The challenge now is for us in the education community to share and develop the standards, skills and approaches that develop Philippine indigenous education institutions and educators into leaders in the field at an international level.
This requires movement not only from those directly involved, but from the public and private agencies. These were the sentiments expressed during APC’s recent conference on developing management capacities in culture-based education.
Held from May 14–17, 2013, APC was host to 50 participants from across the Philippines. This included key note speaker Rozanno (Butch) Rufino, Coordinator of the Indigenous Peoples Education Office (IPsEO) and local DepED representative Edwin Gurrea, Indigenous Education Coordinator for Malaybalay City.
From national non-governmental organizations were speakers Xinia Scoropinski, Roce Anog, and Junn Esteban from the Summer Institute of Linguistics (SIL), and Noemi Dumalaug from Translators Association of the Philippines (TAP).
From the Jesuit community were Glenda Factura and Tara Marie Agolito, both working with Fr. Eric Velandria SJ at Xavier University in Cagayan de Oro, Bro. Flores from Loyola House of Studies in Manila, and Ricky Ogade and Leah Jane Ampoeda from the Fr. Leoni Lumad Mission School in Cabanglasan.
The other participants included APC staff and teachers, ESSC staff, as well as representatives from 11 other indigenous education institutions from across Mindanao.
While the first day’s proceedings served to reinforce our understanding of how mother tongue-based multilingual education is so much more successful both for the students’ personal well-being and their academic performance, the conference was also a chance for participants to discuss the more holistic aspects of life in indigenous communities – i.e. other factors which affect their abilities to provide indigenous education.

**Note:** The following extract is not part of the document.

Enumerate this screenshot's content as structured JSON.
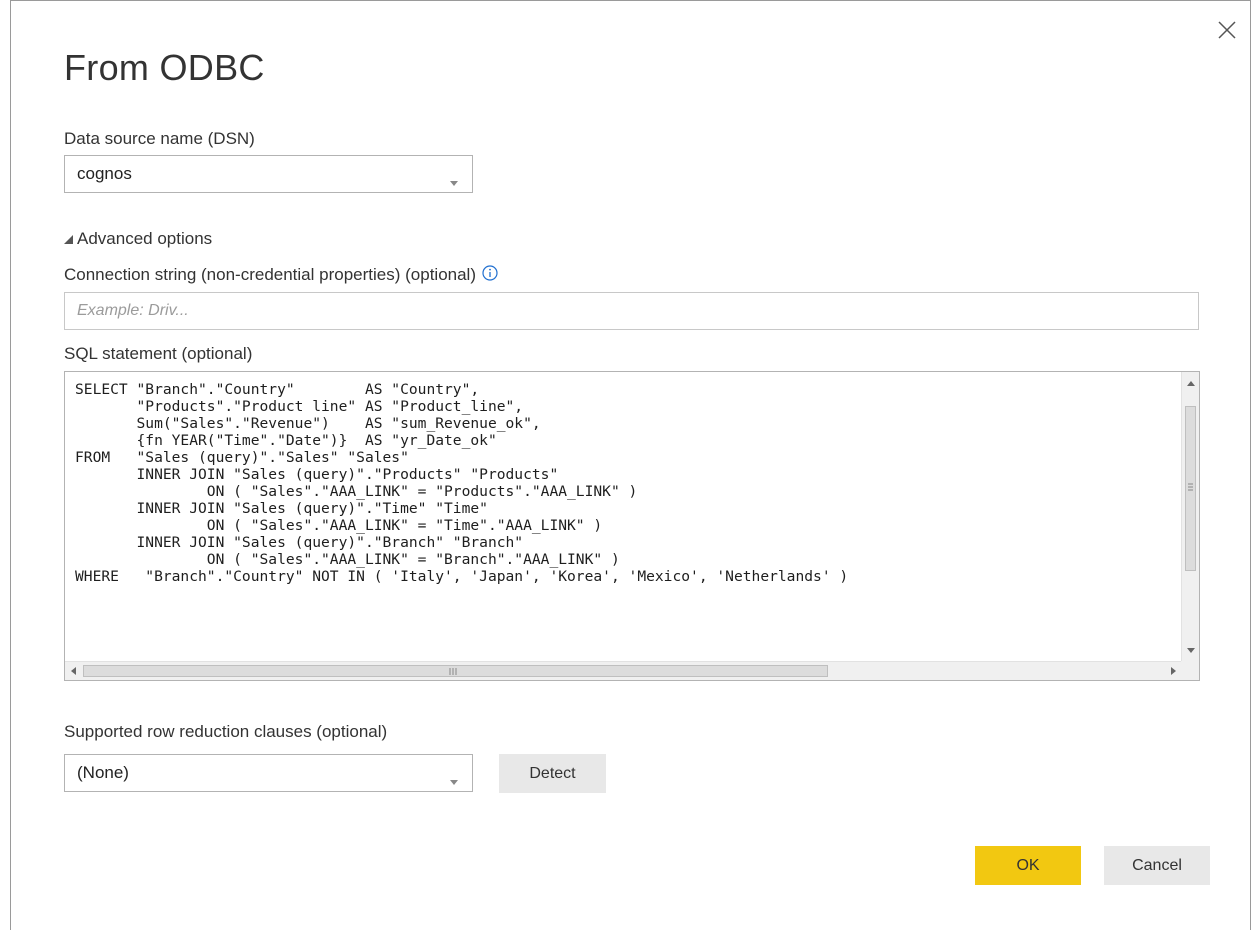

Most of the institutions which provide front line services direct to indigenous communities expressed the difficulties they found in relating with government and large businesses. Some groups had come directly into contact with plantation companies over the right to ancestral lands. This loss of Indigenous Peoples’ ancestral domain had in effect changed the role of Indigenous Peoples from land owners to laborers on their own lands. This concern was also shared by groups who had had contact with mining companies.

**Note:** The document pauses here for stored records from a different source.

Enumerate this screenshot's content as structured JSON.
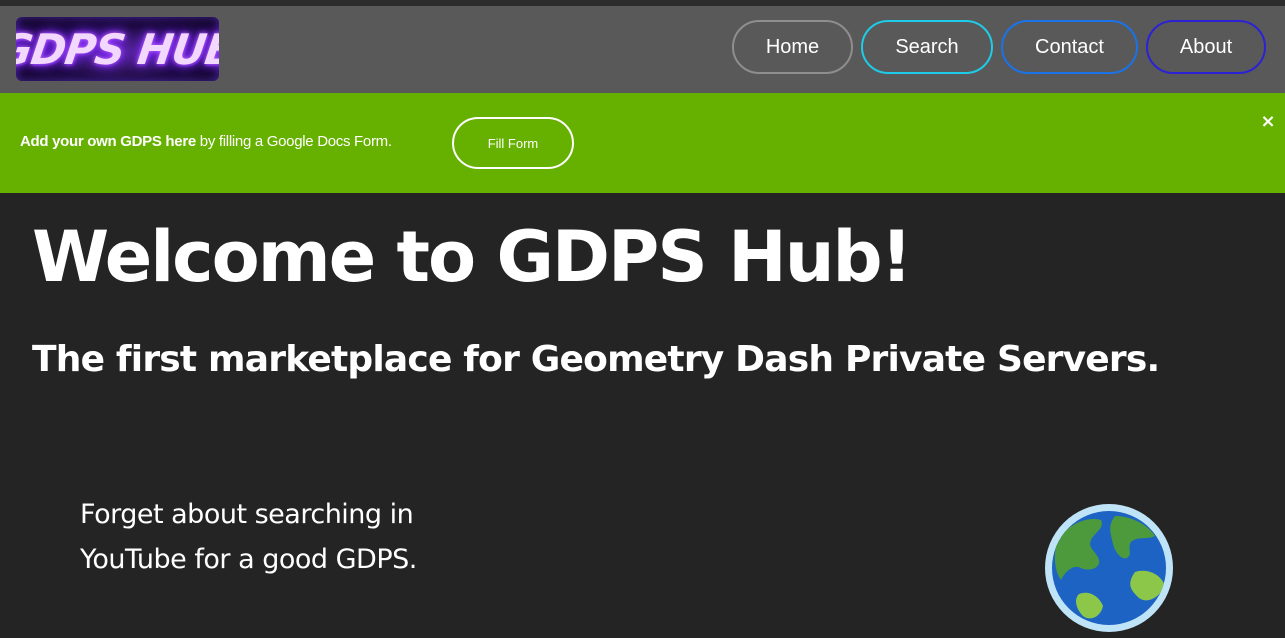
{
  "header": {
    "logo_text": "GDPS HUB",
    "nav": {
      "home": "Home",
      "search": "Search",
      "contact": "Contact",
      "about": "About"
    }
  },
  "banner": {
    "bold_text": "Add your own GDPS here",
    "rest_text": " by filling a Google Docs Form.",
    "button_label": "Fill Form",
    "close_label": "×"
  },
  "hero": {
    "title": "Welcome to GDPS Hub!",
    "subtitle": "The first marketplace for Geometry Dash Private Servers."
  },
  "feature": {
    "text": "Forget about searching in YouTube for a good GDPS.",
    "icon": "globe-icon"
  },
  "colors": {
    "navbar": "#595959",
    "banner": "#66b100",
    "background": "#242424",
    "home_border": "#8e8e8e",
    "search_border": "#1ecbe8",
    "contact_border": "#1a73e8",
    "about_border": "#2b22d6"
  }
}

A major concern for some participants was how they could achieve financial sustainability, as they struggled to make connections with local government units and other government agencies such as the DSDW, NCIP or DepED to make use of relevant support funds such as the LGU allowance for indigenous teachers. Building strong communications and receiving engaged responses was expressed as a major challenge.
To these voices some were able to share their positive experiences and suggest strategies. APC has devoted much time to building community linkages, although at times we have also struggled to resolve concerns that threatened school operations and community stability. From the different discussions, the participants learned how different approaches have succeeded in different places, and while we took relief that our experiences and struggles were shared, we also learned that we come from different places and have differing goals, so for each of our challenges, we must consider the geography, economy, and the cultural and political landscape.
For APC, this has been a breakthrough in understanding how we might move forward and assist other institutions, individuals and communities. This has been the first indigenous education conference held in the community context of Bendum, and it has proved a powerful factor in both deepening the resolve of both our teachers and visitors to broaden their own skills and the skills of their community, co-workers and students. Bendum is becoming a place where people can achieve peace, reflect, and are strengthened.
We Still Need to Act
From this conference, it has also become clear that there is a need for institutions and individuals to move beyond the simple celebrating and advocating for Indigenous Peoples’ ability to teach their own arts, crafts and skills. We must also realize that there need not be any trade-off between ensuring children have a strong grounding in their language and culture and having them develop the competencies required to advance in the formal education ladder.
At APC, we are now developing the methods and activities by which we can offer information and training to other indigenous educators in the public and private sectors. It is our hope that we can be host to an annual conference of indigenous educators in Mindanao. From the participants’ feedback, we know that there is a demand for fora in which indigenous educators can share experiences and ideas, be informed about current issues relating to indigenous education, and speak directly with government agencies. Such gatherings have to be held in an environment that reflects the indigenous experience in education and where participants from across society can talk on a level with each other.